Upon reaching the airport, we told people there that our respective companies will help us. This does not have much bearing since there are a lot of people lined, waiting for that chance to be transported using the C130, same goal as ours, just to get out of there the fastest way possible. It was a blessing that one of our friends is a family of a retired Major. This made things easier and in the afternoon, we are on our way to Cebu, leaving behind the tragedy that almost brought us to our graves.

The New Life
Monday night, my foot landed on Cebu with a feeling of freedom and relief from the incident that almost engulfed me to death. I was there without anything but myself and the clothes I have worn for several days already. The Cebu medical representative, Carlo Ramirez, picked me up from the airport, brought me to Chong Hua Hospital and I was checked and injected with tetanus toxoid. The scratches in my body were treated at last. Sir Ryan Miro brought me his clothes so that I can change; they (Carlo, Joseph and Ryan) brought me to a restaurant to eat. At around 10pm, I get to talk to my boss, Sir Charles Guansing and Sir Mike Escobar and even to our General Manager Stephane Langevin. I even get to hear my family and friends and assure them that I am alright. I was so relieved. That same night, I got a real bath and get to put on borrowed but clean clothes, I get to eat a complete dinner and I get to lie down on a comfortable bed. That was the end of the tragic event.

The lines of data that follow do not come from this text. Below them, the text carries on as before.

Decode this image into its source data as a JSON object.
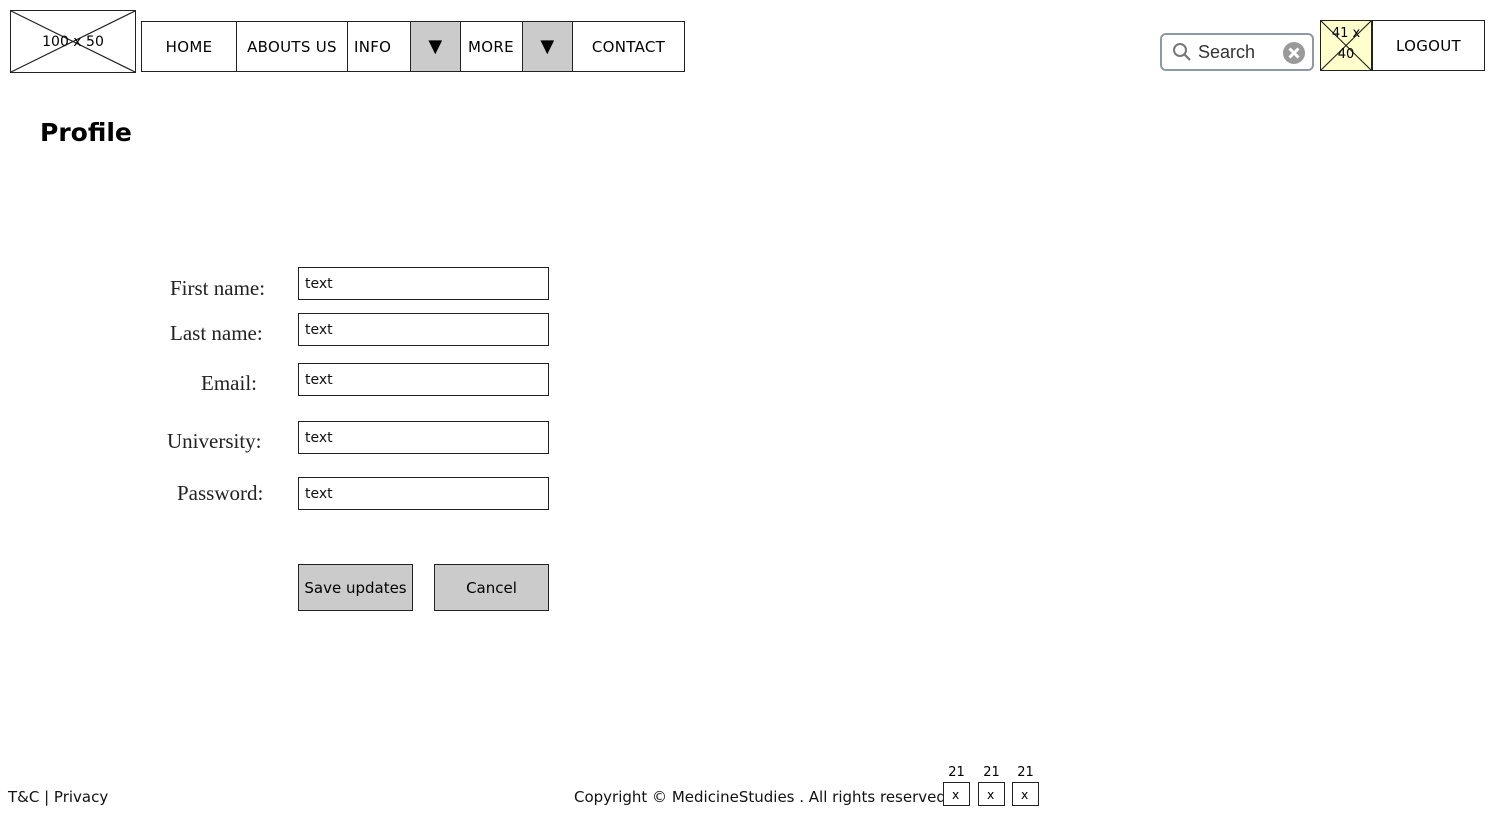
{
  "header": {
    "logo_label": "100 x 50",
    "nav": [
      {
        "label": "HOME"
      },
      {
        "label": "ABOUTS US"
      },
      {
        "label": "INFO"
      },
      {
        "label": "MORE"
      },
      {
        "label": "CONTACT"
      }
    ],
    "dropdown_glyph": "▼",
    "search_placeholder": "Search",
    "avatar_label_top": "41 x",
    "avatar_label_bottom": "40",
    "logout_label": "LOGOUT"
  },
  "page": {
    "title": "Profile"
  },
  "form": {
    "fields": [
      {
        "label": "First name:",
        "value": "text"
      },
      {
        "label": "Last name:",
        "value": "text"
      },
      {
        "label": "Email:",
        "value": "text"
      },
      {
        "label": "University:",
        "value": "text"
      },
      {
        "label": "Password:",
        "value": "text"
      }
    ],
    "save_label": "Save updates",
    "cancel_label": "Cancel"
  },
  "footer": {
    "links": "T&C | Privacy",
    "copyright": "Copyright © MedicineStudies . All rights reserved.",
    "social": [
      {
        "top": "21",
        "icon": "social-icon"
      },
      {
        "top": "21",
        "icon": "social-icon"
      },
      {
        "top": "21",
        "icon": "social-icon"
      }
    ]
  },
  "colors": {
    "button_fill": "#cbcbcb",
    "avatar_fill": "#ffffcc",
    "search_border": "#8c9aa8"
  }
}
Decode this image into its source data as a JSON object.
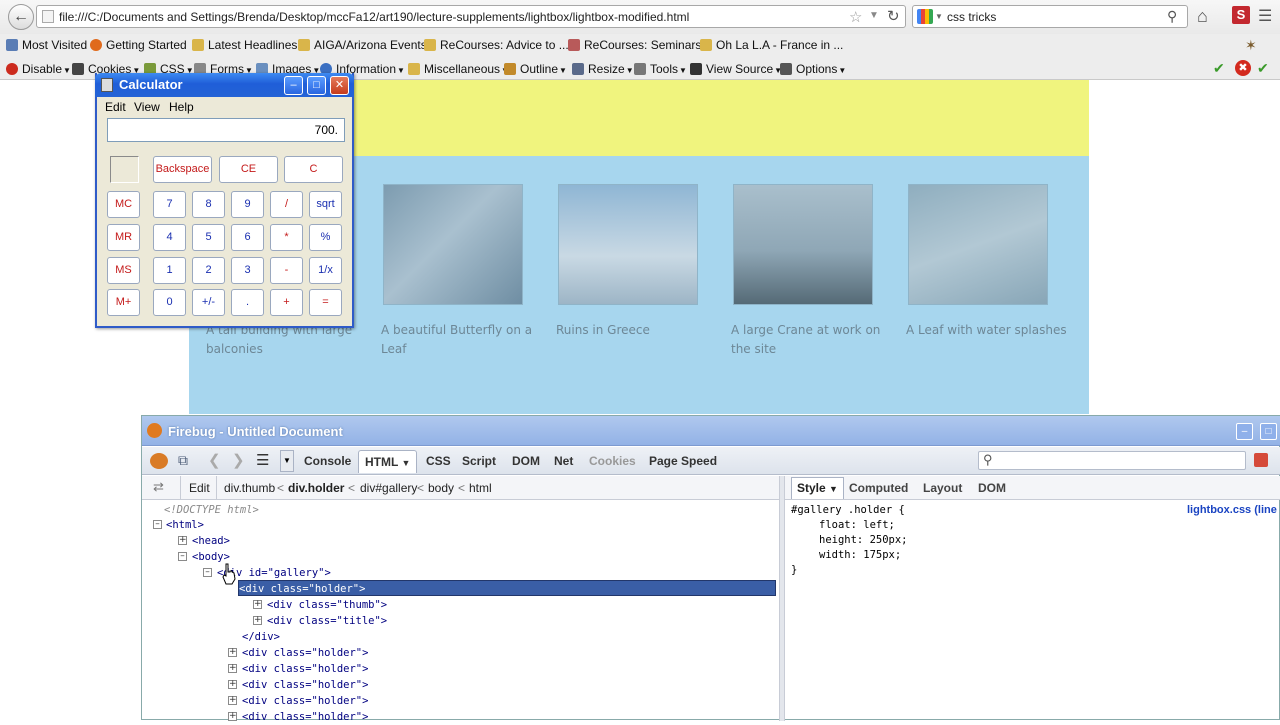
{
  "browser": {
    "url": "file:///C:/Documents and Settings/Brenda/Desktop/mccFa12/art190/lecture-supplements/lightbox/lightbox-modified.html",
    "search_value": "css tricks",
    "bookmarks": [
      "Most Visited",
      "Getting Started",
      "Latest Headlines",
      "AIGA/Arizona Events",
      "ReCourses: Advice to ...",
      "ReCourses: Seminars",
      "Oh La L.A - France in ..."
    ],
    "webdev_toolbar": [
      "Disable",
      "Cookies",
      "CSS",
      "Forms",
      "Images",
      "Information",
      "Miscellaneous",
      "Outline",
      "Resize",
      "Tools",
      "View Source",
      "Options"
    ]
  },
  "page": {
    "captions": [
      "A tall building with large balconies",
      "A beautiful Butterfly on a Leaf",
      "Ruins in Greece",
      "A large Crane at work on the site",
      "A Leaf with water splashes"
    ],
    "colors": {
      "header": "#f0f47e",
      "gallery": "#a7d6ee"
    }
  },
  "calculator": {
    "title": "Calculator",
    "menu": [
      "Edit",
      "View",
      "Help"
    ],
    "display": "700.",
    "top_buttons": [
      "Backspace",
      "CE",
      "C"
    ],
    "rows": [
      [
        "MC",
        "7",
        "8",
        "9",
        "/",
        "sqrt"
      ],
      [
        "MR",
        "4",
        "5",
        "6",
        "*",
        "%"
      ],
      [
        "MS",
        "1",
        "2",
        "3",
        "-",
        "1/x"
      ],
      [
        "M+",
        "0",
        "+/-",
        ".",
        "+",
        "="
      ]
    ]
  },
  "firebug": {
    "title": "Firebug - Untitled Document",
    "tabs": [
      "Console",
      "HTML",
      "CSS",
      "Script",
      "DOM",
      "Net",
      "Cookies",
      "Page Speed"
    ],
    "active_tab": "HTML",
    "edit_label": "Edit",
    "breadcrumbs": [
      "div.thumb",
      "div.holder",
      "div#gallery",
      "body",
      "html"
    ],
    "side_tabs": [
      "Style",
      "Computed",
      "Layout",
      "DOM"
    ],
    "css_source": "lightbox.css (line",
    "tree": {
      "doctype": "<!DOCTYPE html>",
      "html": "<html>",
      "head": "<head>",
      "body": "<body>",
      "gallery": "<div id=\"gallery\">",
      "holder_selected": "<div class=\"holder\">",
      "thumb": "<div class=\"thumb\">",
      "title": "<div class=\"title\">",
      "close_div": "</div>",
      "holders": [
        "<div class=\"holder\">",
        "<div class=\"holder\">",
        "<div class=\"holder\">",
        "<div class=\"holder\">",
        "<div class=\"holder\">"
      ]
    },
    "css_rule": {
      "selector": "#gallery .holder {",
      "declarations": [
        "float: left;",
        "height: 250px;",
        "width: 175px;"
      ],
      "close": "}"
    }
  }
}
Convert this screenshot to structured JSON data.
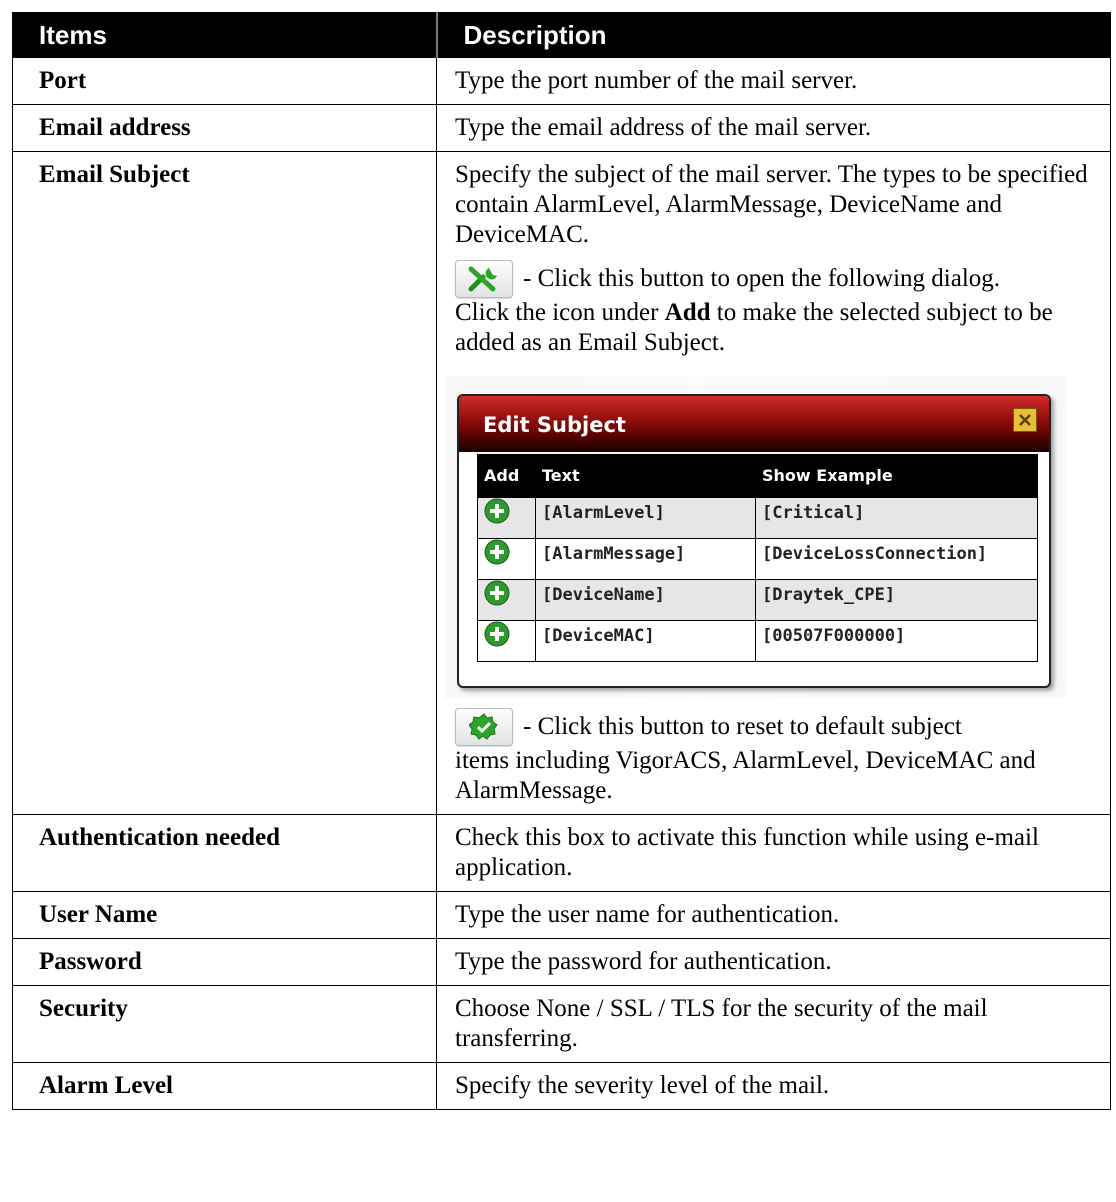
{
  "table": {
    "header_items": "Items",
    "header_description": "Description"
  },
  "rows": {
    "port": {
      "item": "Port",
      "desc": "Type the port number of the mail server."
    },
    "email_address": {
      "item": "Email address",
      "desc": "Type the email address of the mail server."
    },
    "email_subject": {
      "item": "Email Subject",
      "desc_intro": "Specify the subject of the mail server. The types to be specified contain AlarmLevel, AlarmMessage, DeviceName and DeviceMAC.",
      "edit_button_text": "- Click this button to open the following dialog.",
      "click_prefix": "Click the icon under ",
      "click_bold": "Add",
      "click_suffix": " to make the selected subject to be added as an Email Subject.",
      "reset_button_text": "- Click this button to reset to default subject",
      "reset_continuation": "items including VigorACS, AlarmLevel, DeviceMAC and AlarmMessage."
    },
    "authentication": {
      "item": "Authentication needed",
      "desc": "Check this box to activate this function while using e-mail application."
    },
    "user_name": {
      "item": "User Name",
      "desc": "Type the user name for authentication."
    },
    "password": {
      "item": "Password",
      "desc": "Type the password for authentication."
    },
    "security": {
      "item": "Security",
      "desc": "Choose None / SSL / TLS for the security of the mail transferring."
    },
    "alarm_level": {
      "item": "Alarm Level",
      "desc": "Specify the severity level of the mail."
    }
  },
  "dialog": {
    "title": "Edit Subject",
    "columns": [
      "Add",
      "Text",
      "Show Example"
    ],
    "entries": [
      {
        "text": "[AlarmLevel]",
        "example": "[Critical]"
      },
      {
        "text": "[AlarmMessage]",
        "example": "[DeviceLossConnection]"
      },
      {
        "text": "[DeviceName]",
        "example": "[Draytek_CPE]"
      },
      {
        "text": "[DeviceMAC]",
        "example": "[00507F000000]"
      }
    ]
  },
  "icons": {
    "edit_button": "tools-icon",
    "reset_button": "gear-check-icon",
    "add": "plus-circle-icon",
    "close": "close-icon"
  },
  "colors": {
    "header_bg": "#000000",
    "dialog_title_red": "#b01010",
    "add_green": "#2e9a2e"
  }
}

From L to R: Carlo, Joseph, Mark, Ryan
Photo courtesy of Ryan Miro.
Tuesday, November 12, I had a meeting with the Cebu team and my counterparts on how we should handle these things that happened to me. Sir Gene discussed to me how Abbott can give me financial assistance. Then in the afternoon, I get to buy fresh clothes for myself. Sir Ryan accompanied me.

On my two days of staying in the hotel and waiting for my IDs to be processed by HRD, and my plane tickets to be released, I still can't get those things out of my head. I can't sleep well. I am happy that I have survived but I shed tears to people who I once talked to but were already dead and some could have not been identified. I cried while watching the news, seeing previous neighbours looking for relatives. I still woke up at 3am, because my body clock is telling me that I should start to hunt for food, even if I really don't have to do it. It was as if those four days was stretched to one whole year of pain and hardship. But the thought I would never forget is that I was blessed. Blessed to be alive and breathing, blessed to be back to the arms of my family, blessed to be being taken care of Abbott with a continuous job.

Wednesday, November 13, I flew back to Manila. Sir Ryan and Carlo brought me to Cebu airport while Sir Gene Bituin picked me up from the NAIA airport and brought me to the main office. My boss gets to personally check on me: Sir Mike Escobar, Miss Mel Tan, HRD and GM Stephane Langevin. After that, I was even brought home, back to my family. At last, I am home.

From L to R: Mark's dad, Mark and his nephew, his Mom, sister &Tita
Photo courtesy of Cris Molina.
That was a phase of my life that made me stronger, making me value things more. This is a reminder that I was made for a purpose. Life goes on as I continue to be the Mark Anthony Lagran that gives my service to people and give my life all to God.

Note: I wrote this as narrated by the survivor and my friend, Mark Lagran.


  1. naiyak naman ako dito friend... good thing ok siya...

    1. naiyak din ako nung ginagawa ko to. yup, ok na ok na sya. :)